EMBARGOED FOR RELEASE:
Thursday, 11 October 2001 at 14:00 U.S. Eastern Time
Researchers report on
possible biological effects
of deep-sea CO2
MOSS LANDING, California— Deep-sea
animals may be highly sensitive to environmental changes in carbon dioxide
concentration and pH, the predicted consequences of deep-sea carbon
sequestration. A study by researchers, reported in the 12 October 2001
issue of Science, exposes the need for more research on the
biological impacts of CO2 injection in the ocean.
In a survey of the relevant literature, Monterey Bay
Aquarium Research Institute (MBARI) marine ecologist Brad Seibel and his
colleague Patrick Walsh of the University of Miami's Rosenstiel School of
Marine and Atmospheric Science summarize how deep-sea animals respond to
the physiological stress caused by increased carbon dioxide in their
"We set out to synthesize and disseminate what is
known about deep-sea life physiology in the context of the environmental
changes that are likely to result from carbon sequestration,"
said Seibel. "Increasing CO2 causes a decrease in seawater
pH, creating an acidic environment that must be compensated for by
physiological responses in living organisms."
Decreased pH can result in metabolic suppression which
can inhibit growth and reproduction. Previous studies have established
that deep-sea fish and invertebrates have low metabolic rates.
Consequently, they lack the metabolic machinery required to compensate
body fluid pH changes. Seibel and Walsh describe how even small changes in
pH can impact these organisms.
International agencies are investigating deep-sea carbon
sequestration as one possible mitigation technique for emissions of carbon
dioxide, one of the primary greenhouse gases involved in global warming.
MBARI chemists have conducted some of the first experiments aimed at
understanding the chemistry and physics of CO2 in the deep
ocean. New biological studies are now underway to investigate the
ecological effects of CO2 sequestration.
"Many deep-sea organisms are extremely sensitive to
environmental change. We need more studies to characterize the extent and
method of CO2 injection to predict the broader consequences on

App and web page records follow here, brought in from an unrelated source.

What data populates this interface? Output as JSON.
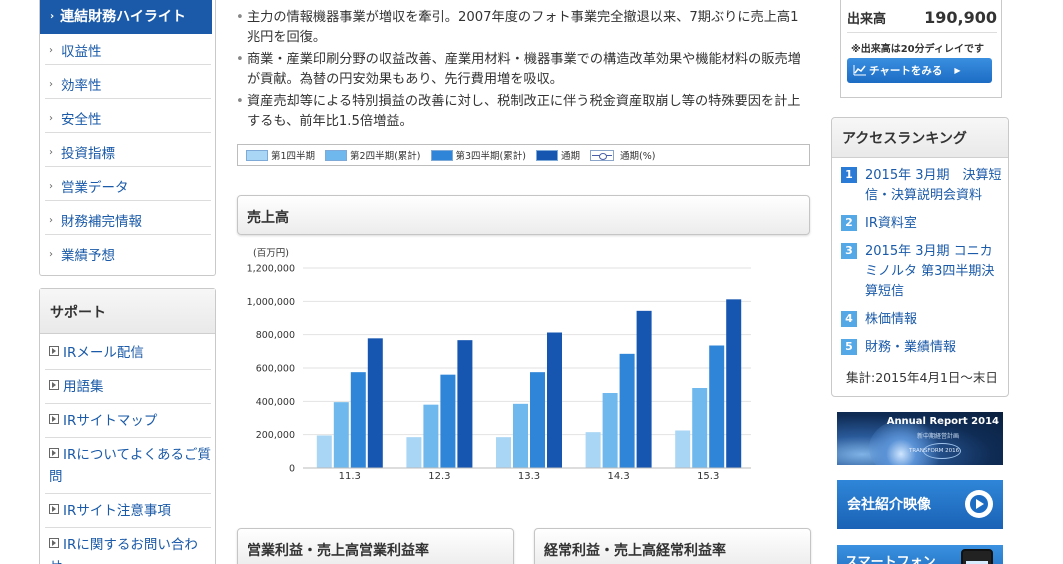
{
  "sidebar": {
    "active": "連結財務ハイライト",
    "items": [
      "収益性",
      "効率性",
      "安全性",
      "投資指標",
      "営業データ",
      "財務補完情報",
      "業績予想"
    ]
  },
  "support": {
    "title": "サポート",
    "items": [
      "IRメール配信",
      "用語集",
      "IRサイトマップ",
      "IRについてよくあるご質問",
      "IRサイト注意事項",
      "IRに関するお問い合わせ"
    ]
  },
  "bullets": [
    "主力の情報機器事業が増収を牽引。2007年度のフォト事業完全撤退以来、7期ぶりに売上高1兆円を回復。",
    "商業・産業印刷分野の収益改善、産業用材料・機器事業での構造改革効果や機能材料の販売増が貢献。為替の円安効果もあり、先行費用増を吸収。",
    "資産売却等による特別損益の改善に対し、税制改正に伴う税金資産取崩し等の特殊要因を計上するも、前年比1.5倍増益。"
  ],
  "legend": {
    "q1": "第1四半期",
    "q2": "第2四半期(累計)",
    "q3": "第3四半期(累計)",
    "full": "通期",
    "pct": "通期(%)"
  },
  "panels": {
    "sales": "売上高",
    "op_income": "営業利益・売上高営業利益率",
    "ord_income": "経常利益・売上高経常利益率"
  },
  "stock": {
    "label": "出来高",
    "value": "190,900",
    "note": "※出来高は20分ディレイです",
    "button": "チャートをみる"
  },
  "ranking": {
    "title": "アクセスランキング",
    "items": [
      {
        "num": "1",
        "text": "2015年 3月期　決算短信・決算説明会資料"
      },
      {
        "num": "2",
        "text": "IR資料室"
      },
      {
        "num": "3",
        "text": "2015年 3月期 コニカミノルタ 第3四半期決算短信"
      },
      {
        "num": "4",
        "text": "株価情報"
      },
      {
        "num": "5",
        "text": "財務・業績情報"
      }
    ],
    "footer": "集計:2015年4月1日～末日"
  },
  "banners": {
    "annual_title": "Annual Report 2014",
    "annual_sub": "新中期経営計画",
    "annual_logo": "TRANSFORM 2016",
    "video": "会社紹介映像",
    "phone": "スマートフォン"
  },
  "colors": {
    "q1": "#a9d6f5",
    "q2": "#6fb8ee",
    "q3": "#2f86d8",
    "full": "#1656b0",
    "nav_active": "#1a5aa8",
    "link": "#1a5aa8"
  },
  "chart_data": {
    "type": "bar",
    "ylabel": "(百万円)",
    "ylim": [
      0,
      1200000
    ],
    "yticks": [
      "1,200,000",
      "1,000,000",
      "800,000",
      "600,000",
      "400,000",
      "200,000",
      "0"
    ],
    "grid": true,
    "categories": [
      "11.3",
      "12.3",
      "13.3",
      "14.3",
      "15.3"
    ],
    "series": [
      {
        "name": "第1四半期",
        "values": [
          195000,
          185000,
          185000,
          215000,
          225000
        ]
      },
      {
        "name": "第2四半期(累計)",
        "values": [
          395000,
          380000,
          385000,
          450000,
          480000
        ]
      },
      {
        "name": "第3四半期(累計)",
        "values": [
          575000,
          560000,
          575000,
          685000,
          735000
        ]
      },
      {
        "name": "通期",
        "values": [
          778000,
          767000,
          813000,
          943000,
          1012000
        ]
      }
    ]
  }
}
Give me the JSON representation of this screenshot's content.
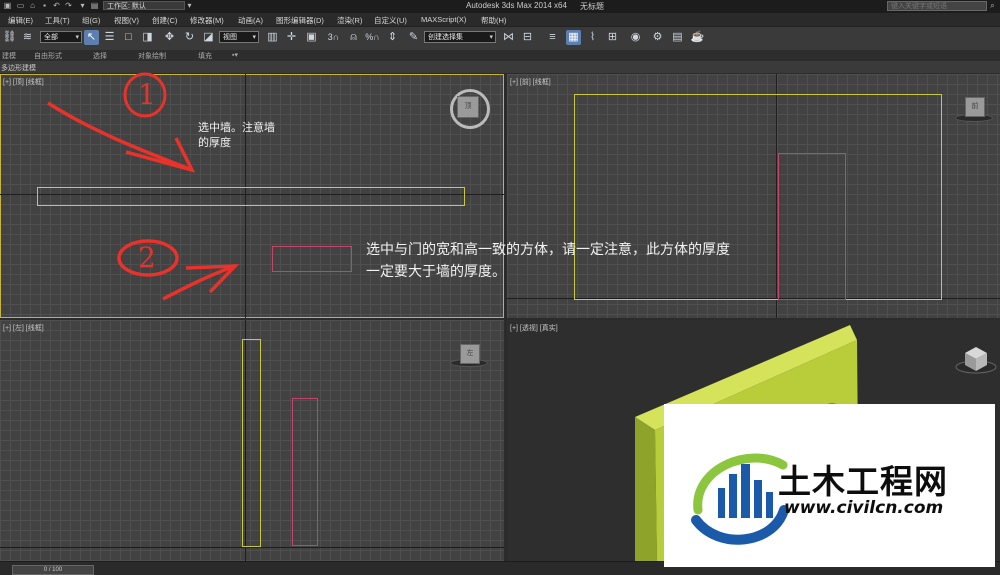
{
  "titlebar": {
    "workspace": "工作区: 默认",
    "app_title": "Autodesk 3ds Max  2014 x64",
    "doc_title": "无标题",
    "search_placeholder": "键入关键字或短语"
  },
  "menu": [
    "编辑(E)",
    "工具(T)",
    "组(G)",
    "视图(V)",
    "创建(C)",
    "修改器(M)",
    "动画(A)",
    "图形编辑器(D)",
    "渲染(R)",
    "自定义(U)",
    "MAXScript(X)",
    "帮助(H)"
  ],
  "toolbar": {
    "selection_filter": "全部",
    "reference_coord": "视图",
    "named_selection": "创建选择集"
  },
  "ribbon": {
    "tabs": [
      "建模",
      "自由形式",
      "选择",
      "对象绘制",
      "填充"
    ],
    "panel_label": "多边形建模"
  },
  "viewports": {
    "top": {
      "label": "[+] [顶] [线框]"
    },
    "front": {
      "label": "[+] [前] [线框]"
    },
    "left": {
      "label": "[+] [左] [线框]"
    },
    "perspective": {
      "label": "[+] [透视] [真实]"
    }
  },
  "viewcube_faces": {
    "top": "顶",
    "front": "前",
    "left": "左"
  },
  "annotations": {
    "circle_1": "1",
    "circle_2": "2",
    "note_1_line1": "选中墙。注意墙",
    "note_1_line2": "的厚度",
    "note_2_line1": "选中与门的宽和高一致的方体，请一定注意，此方体的厚度",
    "note_2_line2": "一定要大于墙的厚度。"
  },
  "status": {
    "frame": "0 / 100"
  },
  "watermark": {
    "name": "土木工程网",
    "url": "www.civilcn.com"
  },
  "colors": {
    "selection_yellow": "#c9c83e",
    "box_pink": "#c4456a",
    "wall_green": "#b9cc3a",
    "annotation_red": "#e8322a",
    "logo_blue": "#1b5aa8",
    "logo_green": "#8cc63f"
  }
}
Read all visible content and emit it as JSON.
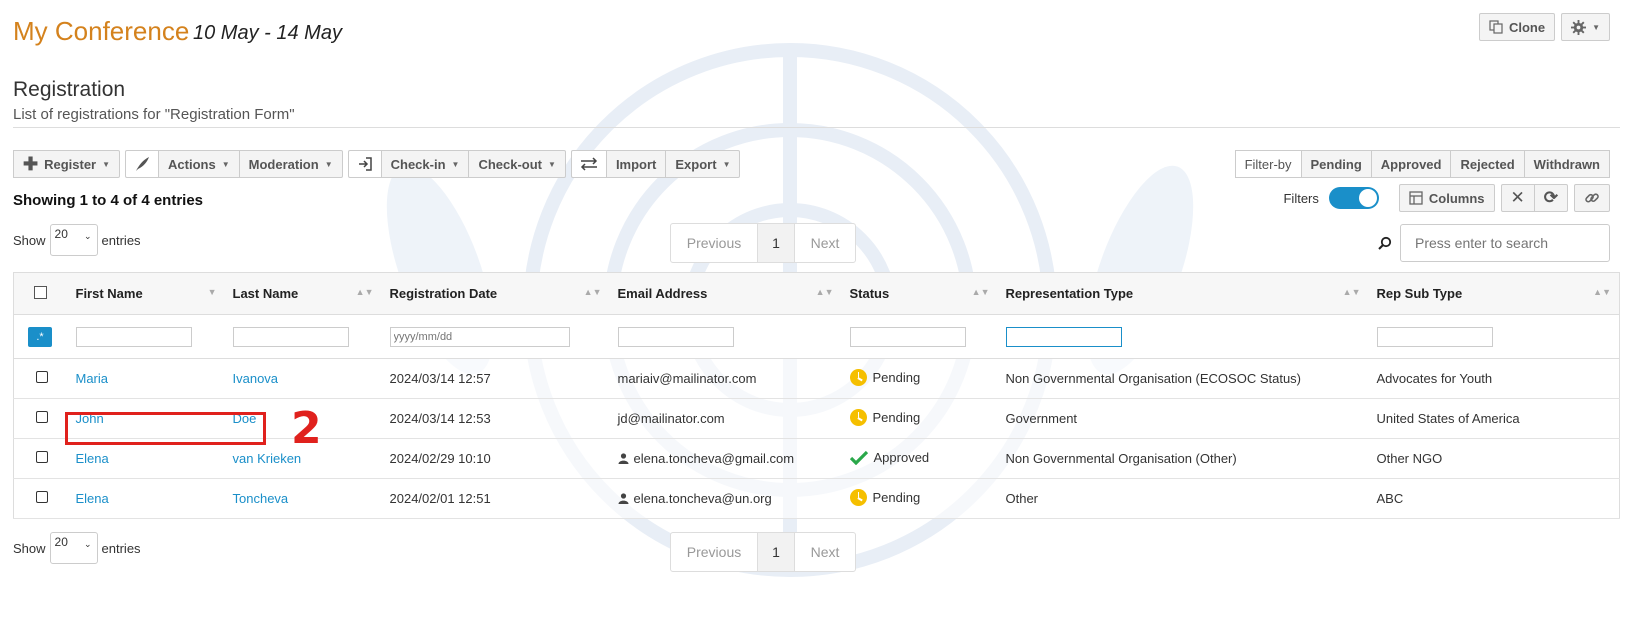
{
  "header": {
    "title": "My Conference",
    "dates": "10 May - 14 May",
    "clone_label": "Clone"
  },
  "section": {
    "title": "Registration",
    "subtitle": "List of registrations for \"Registration Form\""
  },
  "toolbar": {
    "register": "Register",
    "actions": "Actions",
    "moderation": "Moderation",
    "checkin": "Check-in",
    "checkout": "Check-out",
    "import": "Import",
    "export": "Export",
    "filter_by": "Filter-by",
    "filters": [
      "Pending",
      "Approved",
      "Rejected",
      "Withdrawn"
    ]
  },
  "info": {
    "showing": "Showing 1 to 4 of 4 entries",
    "filters_label": "Filters",
    "columns_label": "Columns"
  },
  "length": {
    "show": "Show",
    "value": "20",
    "entries": "entries"
  },
  "pager": {
    "previous": "Previous",
    "page": "1",
    "next": "Next"
  },
  "search": {
    "placeholder": "Press enter to search"
  },
  "table": {
    "headers": [
      "First Name",
      "Last Name",
      "Registration Date",
      "Email Address",
      "Status",
      "Representation Type",
      "Rep Sub Type"
    ],
    "regex_label": ".*",
    "date_placeholder": "yyyy/mm/dd",
    "rows": [
      {
        "first": "Maria",
        "last": "Ivanova",
        "date": "2024/03/14 12:57",
        "email": "mariaiv@mailinator.com",
        "status": "Pending",
        "rep": "Non Governmental Organisation (ECOSOC Status)",
        "sub": "Advocates for Youth"
      },
      {
        "first": "John",
        "last": "Doe",
        "date": "2024/03/14 12:53",
        "email": "jd@mailinator.com",
        "status": "Pending",
        "rep": "Government",
        "sub": "United States of America"
      },
      {
        "first": "Elena",
        "last": "van Krieken",
        "date": "2024/02/29 10:10",
        "email": "elena.toncheva@gmail.com",
        "status": "Approved",
        "rep": "Non Governmental Organisation (Other)",
        "sub": "Other NGO"
      },
      {
        "first": "Elena",
        "last": "Toncheva",
        "date": "2024/02/01 12:51",
        "email": "elena.toncheva@un.org",
        "status": "Pending",
        "rep": "Other",
        "sub": "ABC"
      }
    ]
  },
  "annotation": {
    "number": "2",
    "color": "#e0211d"
  },
  "colors": {
    "accent": "#1a8fc9",
    "title": "#d4821d",
    "pending": "#f5bf00",
    "approved": "#2aa84a"
  }
}
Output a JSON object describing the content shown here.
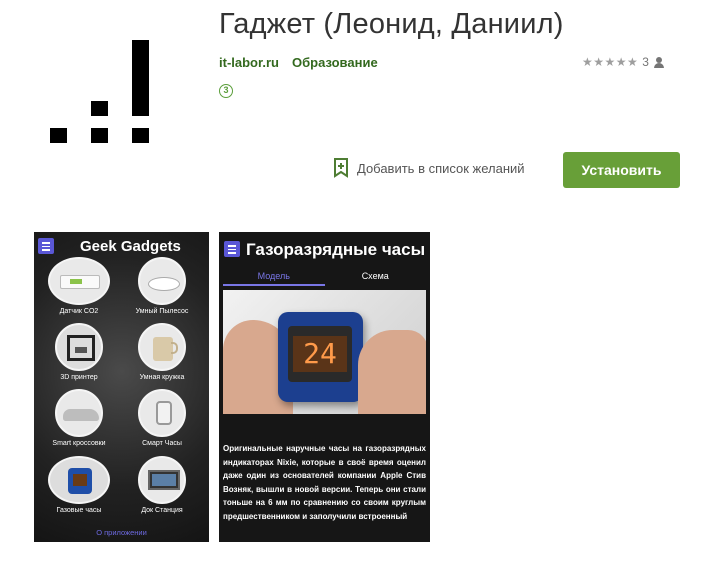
{
  "app": {
    "title": "Гаджет (Леонид, Даниил)",
    "developer": "it-labor.ru",
    "category": "Образование",
    "rating_count": "3",
    "rating_stars": "★★★★★",
    "age_rating": "3",
    "wishlist_label": "Добавить в список желаний",
    "install_label": "Установить"
  },
  "colors": {
    "accent_green": "#689f38",
    "link_green": "#33691e",
    "menu_purple": "#5a57d6"
  },
  "screenshot1": {
    "title": "Geek Gadgets",
    "items": [
      {
        "label": "Датчик CO2",
        "icon": "co2-sensor-icon"
      },
      {
        "label": "Умный Пылесос",
        "icon": "robot-vacuum-icon"
      },
      {
        "label": "3D принтер",
        "icon": "3d-printer-icon"
      },
      {
        "label": "Умная кружка",
        "icon": "smart-mug-icon"
      },
      {
        "label": "Smart кроссовки",
        "icon": "sneakers-icon"
      },
      {
        "label": "Смарт Часы",
        "icon": "smart-watch-icon"
      },
      {
        "label": "Газовые часы",
        "icon": "nixie-watch-icon"
      },
      {
        "label": "Док Станция",
        "icon": "dock-station-icon"
      }
    ],
    "about_label": "О приложении"
  },
  "screenshot2": {
    "title": "Газоразрядные часы",
    "tabs": [
      "Модель",
      "Схема"
    ],
    "watch_digits": "24",
    "description": "Оригинальные наручные часы на газоразрядных индикаторах Nixie, которые в своё время оценил даже один из основателей компании Apple Стив Возняк, вышли в новой версии. Теперь они стали тоньше на 6 мм по сравнению со своим круглым предшественником и заполучили встроенный"
  }
}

deep-sea ecosystems and the global biogeochemical cycles dependent on
them," said Seibel.
Debbie Meyer, 831-775-1807, firstname.lastname@example.org